» **REQUIRED WORK**:
Among the entries that follow, count the lines with the word "Overlay" and report the number by itself.

[INPUT — start]

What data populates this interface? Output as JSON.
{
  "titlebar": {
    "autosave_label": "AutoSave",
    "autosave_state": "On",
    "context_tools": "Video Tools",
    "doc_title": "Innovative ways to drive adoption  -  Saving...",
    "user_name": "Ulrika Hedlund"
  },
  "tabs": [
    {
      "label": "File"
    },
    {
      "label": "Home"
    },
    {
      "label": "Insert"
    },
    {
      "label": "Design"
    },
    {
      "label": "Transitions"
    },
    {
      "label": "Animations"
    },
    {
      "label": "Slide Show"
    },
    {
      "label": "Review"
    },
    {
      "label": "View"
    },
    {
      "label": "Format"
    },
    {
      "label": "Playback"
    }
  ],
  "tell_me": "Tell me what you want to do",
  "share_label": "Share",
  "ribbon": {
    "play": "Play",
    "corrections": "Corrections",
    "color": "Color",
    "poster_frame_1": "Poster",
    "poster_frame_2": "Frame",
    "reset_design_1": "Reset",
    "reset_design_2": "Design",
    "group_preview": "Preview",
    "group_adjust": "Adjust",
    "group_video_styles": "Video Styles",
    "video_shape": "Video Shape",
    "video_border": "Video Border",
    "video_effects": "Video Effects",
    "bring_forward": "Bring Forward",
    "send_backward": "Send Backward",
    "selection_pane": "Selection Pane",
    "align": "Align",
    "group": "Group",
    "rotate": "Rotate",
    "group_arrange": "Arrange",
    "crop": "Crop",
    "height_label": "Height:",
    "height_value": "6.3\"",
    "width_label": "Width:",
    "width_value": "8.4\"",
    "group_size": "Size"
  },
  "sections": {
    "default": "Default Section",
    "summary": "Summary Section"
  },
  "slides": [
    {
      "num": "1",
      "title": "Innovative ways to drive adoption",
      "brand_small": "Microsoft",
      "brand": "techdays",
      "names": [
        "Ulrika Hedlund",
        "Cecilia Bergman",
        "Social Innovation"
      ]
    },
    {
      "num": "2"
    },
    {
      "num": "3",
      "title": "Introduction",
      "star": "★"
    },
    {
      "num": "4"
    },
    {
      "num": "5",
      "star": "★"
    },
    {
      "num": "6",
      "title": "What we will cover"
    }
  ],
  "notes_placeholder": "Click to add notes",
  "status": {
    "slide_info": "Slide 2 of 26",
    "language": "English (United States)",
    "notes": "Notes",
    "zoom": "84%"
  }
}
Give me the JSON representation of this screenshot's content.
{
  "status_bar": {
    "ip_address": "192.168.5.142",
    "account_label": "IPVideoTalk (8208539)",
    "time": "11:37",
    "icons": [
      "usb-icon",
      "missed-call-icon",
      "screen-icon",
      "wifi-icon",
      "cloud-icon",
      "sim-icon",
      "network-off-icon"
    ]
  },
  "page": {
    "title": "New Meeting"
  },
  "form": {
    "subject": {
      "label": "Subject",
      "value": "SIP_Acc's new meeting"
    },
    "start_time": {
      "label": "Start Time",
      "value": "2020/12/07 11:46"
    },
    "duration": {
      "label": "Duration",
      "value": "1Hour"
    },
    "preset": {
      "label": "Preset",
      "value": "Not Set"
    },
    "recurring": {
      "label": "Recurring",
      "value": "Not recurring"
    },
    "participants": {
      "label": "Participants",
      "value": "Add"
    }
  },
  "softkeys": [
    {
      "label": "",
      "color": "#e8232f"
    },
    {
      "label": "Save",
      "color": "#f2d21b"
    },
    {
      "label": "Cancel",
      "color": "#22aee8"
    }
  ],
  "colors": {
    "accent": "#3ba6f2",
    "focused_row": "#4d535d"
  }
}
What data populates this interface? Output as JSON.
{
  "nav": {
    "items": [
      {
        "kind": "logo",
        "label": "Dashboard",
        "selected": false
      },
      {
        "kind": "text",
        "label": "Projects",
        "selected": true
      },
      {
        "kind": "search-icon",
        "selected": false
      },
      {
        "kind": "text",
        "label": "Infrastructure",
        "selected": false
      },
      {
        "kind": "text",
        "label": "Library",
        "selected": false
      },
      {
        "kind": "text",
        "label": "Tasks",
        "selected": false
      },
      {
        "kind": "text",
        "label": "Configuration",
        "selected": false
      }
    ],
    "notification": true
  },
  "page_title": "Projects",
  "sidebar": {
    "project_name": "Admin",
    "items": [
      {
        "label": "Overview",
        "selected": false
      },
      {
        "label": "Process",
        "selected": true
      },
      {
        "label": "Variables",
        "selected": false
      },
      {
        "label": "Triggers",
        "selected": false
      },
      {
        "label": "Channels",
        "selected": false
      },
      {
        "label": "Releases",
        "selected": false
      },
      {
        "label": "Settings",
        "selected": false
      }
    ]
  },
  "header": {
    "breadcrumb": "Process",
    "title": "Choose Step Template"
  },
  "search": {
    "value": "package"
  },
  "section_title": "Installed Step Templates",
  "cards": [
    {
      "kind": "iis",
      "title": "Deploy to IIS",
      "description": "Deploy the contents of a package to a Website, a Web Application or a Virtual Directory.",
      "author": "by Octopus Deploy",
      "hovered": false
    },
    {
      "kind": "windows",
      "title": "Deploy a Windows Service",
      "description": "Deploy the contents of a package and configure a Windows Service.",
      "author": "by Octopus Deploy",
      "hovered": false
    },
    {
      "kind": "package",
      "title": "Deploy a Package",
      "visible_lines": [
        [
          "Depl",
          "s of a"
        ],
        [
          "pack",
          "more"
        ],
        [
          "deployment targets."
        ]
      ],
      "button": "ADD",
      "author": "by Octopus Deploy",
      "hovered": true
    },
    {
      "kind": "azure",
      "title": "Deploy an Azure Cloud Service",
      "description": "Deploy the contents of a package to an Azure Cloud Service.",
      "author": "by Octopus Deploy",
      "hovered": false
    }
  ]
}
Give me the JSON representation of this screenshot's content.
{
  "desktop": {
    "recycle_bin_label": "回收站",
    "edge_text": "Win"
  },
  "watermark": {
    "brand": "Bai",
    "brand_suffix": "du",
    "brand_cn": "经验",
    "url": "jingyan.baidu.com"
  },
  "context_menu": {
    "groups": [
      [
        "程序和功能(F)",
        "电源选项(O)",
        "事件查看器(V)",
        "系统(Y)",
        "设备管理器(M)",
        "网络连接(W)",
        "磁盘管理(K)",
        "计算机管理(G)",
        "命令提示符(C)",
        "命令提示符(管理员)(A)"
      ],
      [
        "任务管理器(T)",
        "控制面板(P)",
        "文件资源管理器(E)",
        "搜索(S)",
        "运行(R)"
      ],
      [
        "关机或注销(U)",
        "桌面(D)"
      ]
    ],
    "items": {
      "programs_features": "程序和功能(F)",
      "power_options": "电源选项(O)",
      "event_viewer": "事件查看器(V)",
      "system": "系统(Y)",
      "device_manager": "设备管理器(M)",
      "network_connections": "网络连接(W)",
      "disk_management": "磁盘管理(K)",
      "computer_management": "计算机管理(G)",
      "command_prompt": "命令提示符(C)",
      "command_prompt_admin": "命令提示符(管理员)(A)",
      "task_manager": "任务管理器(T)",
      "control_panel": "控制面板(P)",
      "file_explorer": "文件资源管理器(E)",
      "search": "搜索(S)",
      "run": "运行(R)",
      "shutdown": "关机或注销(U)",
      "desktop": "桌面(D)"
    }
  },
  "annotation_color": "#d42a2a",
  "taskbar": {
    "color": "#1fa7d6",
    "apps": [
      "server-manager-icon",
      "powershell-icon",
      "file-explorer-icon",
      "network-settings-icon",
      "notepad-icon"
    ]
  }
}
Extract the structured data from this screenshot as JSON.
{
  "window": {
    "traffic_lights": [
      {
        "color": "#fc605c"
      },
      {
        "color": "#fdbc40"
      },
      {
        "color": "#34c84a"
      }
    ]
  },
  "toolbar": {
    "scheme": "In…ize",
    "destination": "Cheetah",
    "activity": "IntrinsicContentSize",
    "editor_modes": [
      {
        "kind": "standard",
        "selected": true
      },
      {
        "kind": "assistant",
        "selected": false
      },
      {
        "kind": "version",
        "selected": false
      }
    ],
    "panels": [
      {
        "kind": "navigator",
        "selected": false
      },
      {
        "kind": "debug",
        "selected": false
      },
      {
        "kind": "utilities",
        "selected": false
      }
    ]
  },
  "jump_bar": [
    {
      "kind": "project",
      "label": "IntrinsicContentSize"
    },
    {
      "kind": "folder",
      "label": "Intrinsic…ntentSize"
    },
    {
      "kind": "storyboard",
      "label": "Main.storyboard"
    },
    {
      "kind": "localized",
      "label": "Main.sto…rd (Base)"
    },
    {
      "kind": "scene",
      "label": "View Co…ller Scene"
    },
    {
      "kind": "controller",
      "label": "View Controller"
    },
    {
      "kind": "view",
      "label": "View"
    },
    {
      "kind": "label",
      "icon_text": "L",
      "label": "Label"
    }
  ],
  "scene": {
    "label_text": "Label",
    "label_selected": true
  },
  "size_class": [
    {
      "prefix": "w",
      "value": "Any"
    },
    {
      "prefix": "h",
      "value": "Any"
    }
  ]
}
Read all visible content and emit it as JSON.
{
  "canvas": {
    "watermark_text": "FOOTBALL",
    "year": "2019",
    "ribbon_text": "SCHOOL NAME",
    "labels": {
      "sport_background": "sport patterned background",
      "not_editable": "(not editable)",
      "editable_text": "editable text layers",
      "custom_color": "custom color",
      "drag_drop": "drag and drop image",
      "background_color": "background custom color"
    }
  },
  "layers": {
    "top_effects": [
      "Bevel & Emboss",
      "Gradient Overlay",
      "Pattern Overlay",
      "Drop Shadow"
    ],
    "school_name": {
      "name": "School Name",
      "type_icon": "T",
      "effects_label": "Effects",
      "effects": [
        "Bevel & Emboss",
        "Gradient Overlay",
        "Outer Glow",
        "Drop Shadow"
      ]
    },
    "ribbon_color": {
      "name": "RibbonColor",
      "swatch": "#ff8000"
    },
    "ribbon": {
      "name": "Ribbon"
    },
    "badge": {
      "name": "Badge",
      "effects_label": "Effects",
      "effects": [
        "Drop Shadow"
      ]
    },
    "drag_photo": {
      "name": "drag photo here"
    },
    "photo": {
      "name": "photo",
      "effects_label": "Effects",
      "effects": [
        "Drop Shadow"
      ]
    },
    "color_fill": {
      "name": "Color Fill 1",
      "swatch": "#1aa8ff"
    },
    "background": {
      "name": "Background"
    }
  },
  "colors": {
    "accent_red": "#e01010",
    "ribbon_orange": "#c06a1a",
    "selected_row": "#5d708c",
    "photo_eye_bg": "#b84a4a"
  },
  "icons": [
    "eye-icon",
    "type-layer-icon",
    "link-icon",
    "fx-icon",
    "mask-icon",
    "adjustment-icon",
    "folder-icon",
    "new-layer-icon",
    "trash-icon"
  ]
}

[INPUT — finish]

» **REPLY**:
3